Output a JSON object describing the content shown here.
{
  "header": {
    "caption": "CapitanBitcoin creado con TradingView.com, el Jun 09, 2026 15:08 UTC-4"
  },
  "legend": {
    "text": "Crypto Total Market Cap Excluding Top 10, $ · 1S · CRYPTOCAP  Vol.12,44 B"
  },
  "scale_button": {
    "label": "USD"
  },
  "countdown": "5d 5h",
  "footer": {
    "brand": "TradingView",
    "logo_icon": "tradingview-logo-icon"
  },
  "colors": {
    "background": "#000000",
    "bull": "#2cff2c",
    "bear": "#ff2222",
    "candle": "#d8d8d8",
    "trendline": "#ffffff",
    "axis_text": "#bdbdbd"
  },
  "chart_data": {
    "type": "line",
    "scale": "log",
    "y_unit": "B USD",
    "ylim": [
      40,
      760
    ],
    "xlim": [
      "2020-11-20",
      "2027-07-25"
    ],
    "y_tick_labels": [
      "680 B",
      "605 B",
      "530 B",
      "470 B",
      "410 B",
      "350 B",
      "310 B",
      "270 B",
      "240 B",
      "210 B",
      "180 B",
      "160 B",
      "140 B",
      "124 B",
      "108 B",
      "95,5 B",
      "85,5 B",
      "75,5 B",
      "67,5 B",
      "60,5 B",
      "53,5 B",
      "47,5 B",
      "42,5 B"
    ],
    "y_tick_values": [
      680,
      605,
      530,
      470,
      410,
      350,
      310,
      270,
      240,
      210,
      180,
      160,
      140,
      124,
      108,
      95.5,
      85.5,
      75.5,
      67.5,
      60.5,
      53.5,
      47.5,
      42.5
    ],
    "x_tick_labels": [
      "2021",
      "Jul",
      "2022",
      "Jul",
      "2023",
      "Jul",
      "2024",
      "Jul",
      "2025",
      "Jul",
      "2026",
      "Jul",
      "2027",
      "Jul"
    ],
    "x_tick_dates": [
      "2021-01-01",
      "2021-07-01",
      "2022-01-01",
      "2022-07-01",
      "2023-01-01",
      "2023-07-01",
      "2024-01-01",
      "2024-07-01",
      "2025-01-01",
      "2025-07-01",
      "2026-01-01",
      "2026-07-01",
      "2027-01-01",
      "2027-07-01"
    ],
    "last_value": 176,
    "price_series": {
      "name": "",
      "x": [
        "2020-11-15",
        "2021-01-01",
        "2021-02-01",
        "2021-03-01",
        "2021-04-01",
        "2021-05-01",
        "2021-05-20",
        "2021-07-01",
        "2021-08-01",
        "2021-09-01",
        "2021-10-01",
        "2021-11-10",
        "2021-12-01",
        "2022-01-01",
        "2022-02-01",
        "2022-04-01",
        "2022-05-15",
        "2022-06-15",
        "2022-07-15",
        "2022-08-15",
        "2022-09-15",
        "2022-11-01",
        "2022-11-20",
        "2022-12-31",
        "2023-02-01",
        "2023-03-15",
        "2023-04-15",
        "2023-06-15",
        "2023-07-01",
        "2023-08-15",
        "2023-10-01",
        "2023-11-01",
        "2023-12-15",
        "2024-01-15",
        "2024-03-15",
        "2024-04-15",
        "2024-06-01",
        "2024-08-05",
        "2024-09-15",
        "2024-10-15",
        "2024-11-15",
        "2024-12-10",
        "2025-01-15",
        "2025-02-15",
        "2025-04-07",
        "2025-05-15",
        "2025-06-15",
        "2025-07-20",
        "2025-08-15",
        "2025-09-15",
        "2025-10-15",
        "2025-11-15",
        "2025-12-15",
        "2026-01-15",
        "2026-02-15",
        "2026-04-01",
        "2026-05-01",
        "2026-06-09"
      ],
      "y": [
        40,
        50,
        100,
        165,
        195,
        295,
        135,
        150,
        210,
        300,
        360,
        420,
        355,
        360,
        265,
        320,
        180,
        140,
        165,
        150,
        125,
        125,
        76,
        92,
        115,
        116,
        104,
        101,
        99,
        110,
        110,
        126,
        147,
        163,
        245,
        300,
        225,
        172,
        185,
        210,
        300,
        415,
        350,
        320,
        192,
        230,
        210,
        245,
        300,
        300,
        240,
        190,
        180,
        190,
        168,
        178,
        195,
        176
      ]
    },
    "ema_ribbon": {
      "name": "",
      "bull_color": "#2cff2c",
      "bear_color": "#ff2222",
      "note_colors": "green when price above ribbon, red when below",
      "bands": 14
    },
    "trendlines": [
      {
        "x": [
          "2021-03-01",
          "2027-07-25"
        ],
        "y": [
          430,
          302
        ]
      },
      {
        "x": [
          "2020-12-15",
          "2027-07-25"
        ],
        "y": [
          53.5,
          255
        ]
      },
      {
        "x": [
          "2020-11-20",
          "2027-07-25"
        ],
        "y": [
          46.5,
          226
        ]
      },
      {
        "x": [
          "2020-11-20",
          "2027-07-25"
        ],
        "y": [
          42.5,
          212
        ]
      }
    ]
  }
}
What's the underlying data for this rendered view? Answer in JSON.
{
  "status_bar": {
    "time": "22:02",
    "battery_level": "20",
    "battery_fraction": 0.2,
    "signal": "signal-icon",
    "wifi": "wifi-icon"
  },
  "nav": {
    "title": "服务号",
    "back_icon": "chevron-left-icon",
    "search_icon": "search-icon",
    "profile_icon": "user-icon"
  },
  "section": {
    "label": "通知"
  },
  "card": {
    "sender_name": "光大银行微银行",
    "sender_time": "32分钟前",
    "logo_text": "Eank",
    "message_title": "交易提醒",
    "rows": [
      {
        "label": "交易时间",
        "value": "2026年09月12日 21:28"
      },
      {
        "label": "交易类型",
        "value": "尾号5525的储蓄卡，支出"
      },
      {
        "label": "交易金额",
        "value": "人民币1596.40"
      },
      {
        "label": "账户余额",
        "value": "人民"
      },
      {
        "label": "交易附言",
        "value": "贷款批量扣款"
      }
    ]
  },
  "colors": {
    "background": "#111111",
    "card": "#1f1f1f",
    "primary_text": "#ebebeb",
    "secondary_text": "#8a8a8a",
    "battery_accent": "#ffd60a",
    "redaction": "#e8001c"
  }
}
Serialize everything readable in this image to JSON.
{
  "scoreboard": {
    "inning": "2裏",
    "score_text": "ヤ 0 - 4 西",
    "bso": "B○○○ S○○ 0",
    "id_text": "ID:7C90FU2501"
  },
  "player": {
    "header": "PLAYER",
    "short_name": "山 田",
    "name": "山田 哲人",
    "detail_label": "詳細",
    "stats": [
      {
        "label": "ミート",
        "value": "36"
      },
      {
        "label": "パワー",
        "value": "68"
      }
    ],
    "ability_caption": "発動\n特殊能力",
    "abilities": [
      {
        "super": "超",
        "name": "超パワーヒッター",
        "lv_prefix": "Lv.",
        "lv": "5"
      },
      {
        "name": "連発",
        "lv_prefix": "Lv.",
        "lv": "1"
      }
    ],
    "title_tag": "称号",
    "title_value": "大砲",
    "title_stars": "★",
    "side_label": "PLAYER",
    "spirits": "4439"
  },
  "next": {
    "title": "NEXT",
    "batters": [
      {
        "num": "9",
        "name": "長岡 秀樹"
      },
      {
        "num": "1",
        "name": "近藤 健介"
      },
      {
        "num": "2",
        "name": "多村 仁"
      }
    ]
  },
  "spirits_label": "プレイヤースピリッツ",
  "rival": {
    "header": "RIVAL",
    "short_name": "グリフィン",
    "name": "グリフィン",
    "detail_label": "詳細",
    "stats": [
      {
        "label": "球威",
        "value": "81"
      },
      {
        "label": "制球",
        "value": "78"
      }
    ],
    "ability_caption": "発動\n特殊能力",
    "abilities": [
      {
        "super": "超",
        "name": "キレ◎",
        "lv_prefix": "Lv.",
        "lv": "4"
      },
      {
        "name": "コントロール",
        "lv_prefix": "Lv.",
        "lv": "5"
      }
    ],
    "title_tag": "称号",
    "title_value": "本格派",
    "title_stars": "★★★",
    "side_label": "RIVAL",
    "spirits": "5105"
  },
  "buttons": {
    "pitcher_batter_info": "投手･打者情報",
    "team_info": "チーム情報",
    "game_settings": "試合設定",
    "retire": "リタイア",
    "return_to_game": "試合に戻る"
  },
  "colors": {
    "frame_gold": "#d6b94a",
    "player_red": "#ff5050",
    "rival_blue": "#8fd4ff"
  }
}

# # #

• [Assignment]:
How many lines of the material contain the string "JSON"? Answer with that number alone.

• [Written reply]:
3